Parents should consider music education’s benefits when they help their children choose classes and activities throughout the school year. According to the College Entrance Examination Board, students in music appreciation score on average 63 points higher on verbal and 44 points higher on math when they take the SAT. A recent Gallup poll conducted by NAMM, the trade association of the international music products industry, shows that 94 percent of Americans think that learning music boosts children’s overall intellect, while 91 percent believe that it increases on-the-job creativity later in life.

According to NAMM, learning music also teaches social skills, self-reliance, problem-solving, communication and confidence. Music students are less likely to use tobacco, drugs and alcohol, and more likely to enjoy school.

No wonder Michelle Obama is holding music education series at the White House, in which established artists teach aspiring musicians. The Obamas hosted the first series in June, which focused on jazz. The First Lady said that there is “no better example of democracy than a jazz ensemble; individual freedom, but with responsibility to the group.”
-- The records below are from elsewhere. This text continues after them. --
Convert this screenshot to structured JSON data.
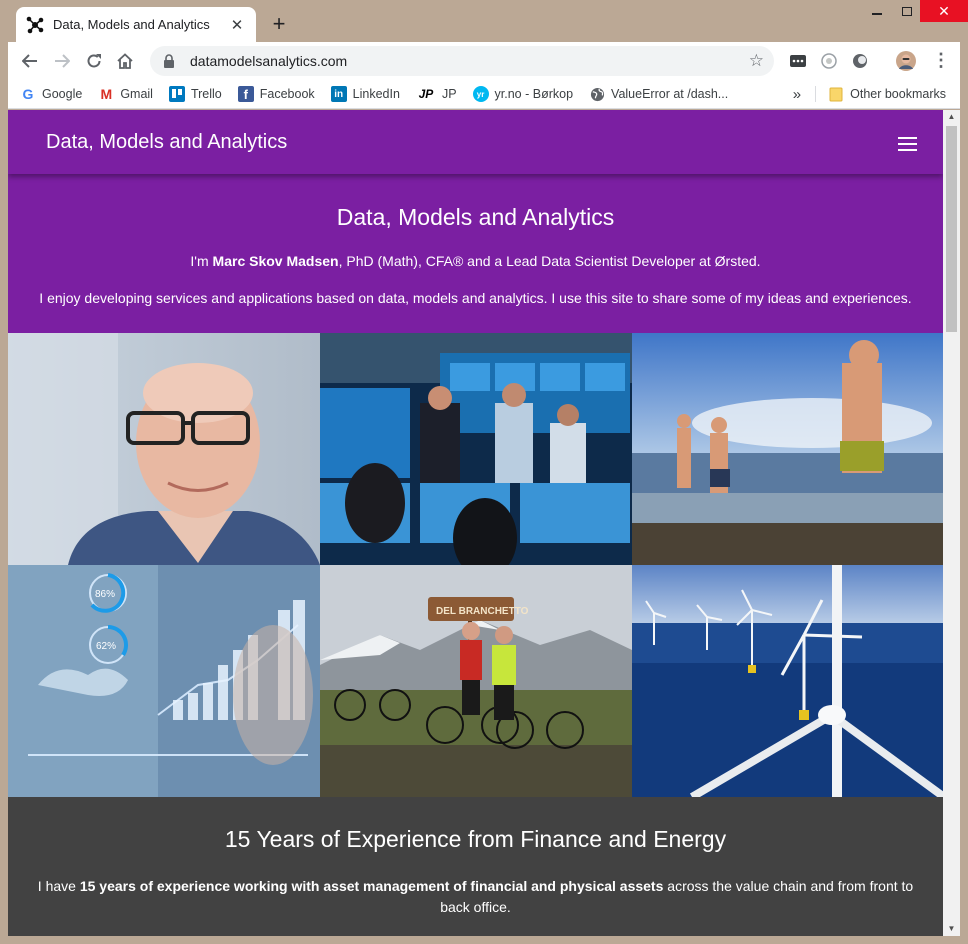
{
  "browser": {
    "tab_title": "Data, Models and Analytics",
    "url": "datamodelsanalytics.com",
    "bookmarks": [
      "Google",
      "Gmail",
      "Trello",
      "Facebook",
      "LinkedIn",
      "JP",
      "yr.no - Børkop",
      "ValueError at /dash..."
    ],
    "other_bookmarks": "Other bookmarks",
    "overflow_glyph": "»"
  },
  "navbar": {
    "brand": "Data, Models and Analytics"
  },
  "hero": {
    "title": "Data, Models and Analytics",
    "intro_prefix": "I'm ",
    "intro_name": "Marc Skov Madsen",
    "intro_suffix": ", PhD (Math), CFA® and a Lead Data Scientist Developer at Ørsted.",
    "description": "I enjoy developing services and applications based on data, models and analytics. I use this site to share some of my ideas and experiences."
  },
  "gallery": {
    "gauge_1": "86%",
    "gauge_2": "62%",
    "sign_text": "DEL BRANCHETTO"
  },
  "experience": {
    "title": "15 Years of Experience from Finance and Energy",
    "text_prefix": "I have ",
    "text_bold": "15 years of experience working with asset management of financial and physical assets",
    "text_suffix": " across the value chain and from front to back office."
  },
  "colors": {
    "primary": "#7b1fa2",
    "dark_section": "#424242",
    "frame": "#bba895"
  }
}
Of course, American students need to receive music education not just at the White House, but also in their own schools. SupportMusic.com, a public service led by NAMM and the National Association of Music Education (MENC), encourages parents to advocate for music in schools. To download materials that can help you promote the importance of music in your local schools, visit www.SupportMusic.com.

Helping a child develop an appreciation for music is the first step in creating a lifetime of creativity and enrichment. NAMM and “Making Music” magazine offer the following tips for raising a musical child:
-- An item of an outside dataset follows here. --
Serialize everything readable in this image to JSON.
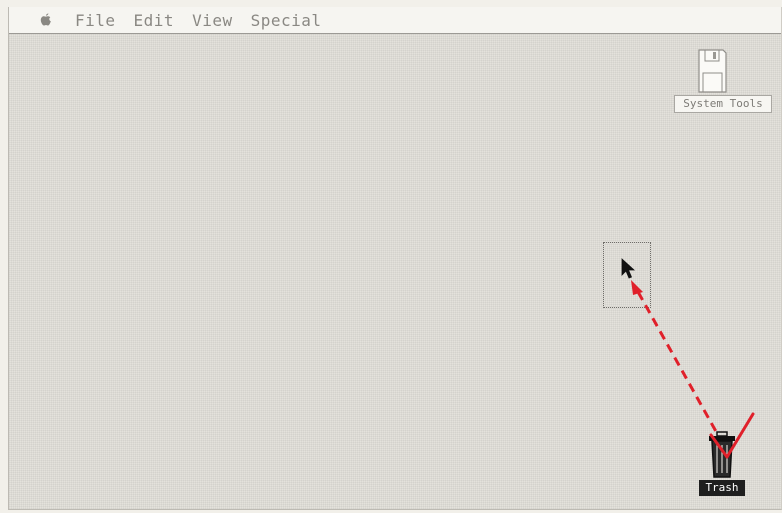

– Expose your child to music every day. Listen to all types of music. Play music at home and in the car.

– Make instruments readily available to children. Leave out old guitars, harmonicas, recorders, tambourines and maracas for easy access.

– Take your time. Music should be fun and entertaining. Pushing too hard could lead to negative attitudes toward music.

To find a music store near you or to find out more about the proven benefits of learning to play an instrument, visit www.wannaplaymusic.com.